(Dataset entries)
--------

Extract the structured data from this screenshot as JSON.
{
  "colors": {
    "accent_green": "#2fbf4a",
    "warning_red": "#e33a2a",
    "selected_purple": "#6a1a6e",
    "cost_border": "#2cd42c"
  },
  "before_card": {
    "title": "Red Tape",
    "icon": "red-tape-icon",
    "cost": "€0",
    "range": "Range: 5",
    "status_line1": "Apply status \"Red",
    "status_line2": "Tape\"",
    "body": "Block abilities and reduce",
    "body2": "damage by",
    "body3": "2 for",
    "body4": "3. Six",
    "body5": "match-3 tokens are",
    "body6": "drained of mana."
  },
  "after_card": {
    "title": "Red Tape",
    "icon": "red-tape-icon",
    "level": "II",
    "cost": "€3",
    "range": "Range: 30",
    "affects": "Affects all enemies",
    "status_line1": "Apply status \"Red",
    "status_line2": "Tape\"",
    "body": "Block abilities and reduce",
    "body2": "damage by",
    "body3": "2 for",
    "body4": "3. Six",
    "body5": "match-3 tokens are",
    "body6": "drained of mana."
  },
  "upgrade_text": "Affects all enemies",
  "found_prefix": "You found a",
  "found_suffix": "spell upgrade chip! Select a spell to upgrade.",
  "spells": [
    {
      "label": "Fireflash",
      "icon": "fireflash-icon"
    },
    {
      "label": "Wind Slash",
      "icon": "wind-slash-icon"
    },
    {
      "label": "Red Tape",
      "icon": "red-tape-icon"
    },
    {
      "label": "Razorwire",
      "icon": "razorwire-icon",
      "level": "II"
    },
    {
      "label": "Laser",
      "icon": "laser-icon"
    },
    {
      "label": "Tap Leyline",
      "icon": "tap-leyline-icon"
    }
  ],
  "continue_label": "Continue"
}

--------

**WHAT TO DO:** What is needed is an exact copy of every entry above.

**SOLUTION FOR THIS TASK:**
Extract the structured data from this screenshot as JSON.
{
  "colors": {
    "accent_green": "#2fbf4a",
    "warning_red": "#e33a2a",
    "selected_purple": "#6a1a6e",
    "cost_border": "#2cd42c"
  },
  "before_card": {
    "title": "Red Tape",
    "icon": "red-tape-icon",
    "cost": "€0",
    "range": "Range: 5",
    "status_line1": "Apply status \"Red",
    "status_line2": "Tape\"",
    "body": "Block abilities and reduce",
    "body2": "damage by",
    "body3": "2 for",
    "body4": "3. Six",
    "body5": "match-3 tokens are",
    "body6": "drained of mana."
  },
  "after_card": {
    "title": "Red Tape",
    "icon": "red-tape-icon",
    "level": "II",
    "cost": "€3",
    "range": "Range: 30",
    "affects": "Affects all enemies",
    "status_line1": "Apply status \"Red",
    "status_line2": "Tape\"",
    "body": "Block abilities and reduce",
    "body2": "damage by",
    "body3": "2 for",
    "body4": "3. Six",
    "body5": "match-3 tokens are",
    "body6": "drained of mana."
  },
  "upgrade_text": "Affects all enemies",
  "found_prefix": "You found a",
  "found_suffix": "spell upgrade chip! Select a spell to upgrade.",
  "spells": [
    {
      "label": "Fireflash",
      "icon": "fireflash-icon"
    },
    {
      "label": "Wind Slash",
      "icon": "wind-slash-icon"
    },
    {
      "label": "Red Tape",
      "icon": "red-tape-icon"
    },
    {
      "label": "Razorwire",
      "icon": "razorwire-icon",
      "level": "II"
    },
    {
      "label": "Laser",
      "icon": "laser-icon"
    },
    {
      "label": "Tap Leyline",
      "icon": "tap-leyline-icon"
    }
  ],
  "continue_label": "Continue"
}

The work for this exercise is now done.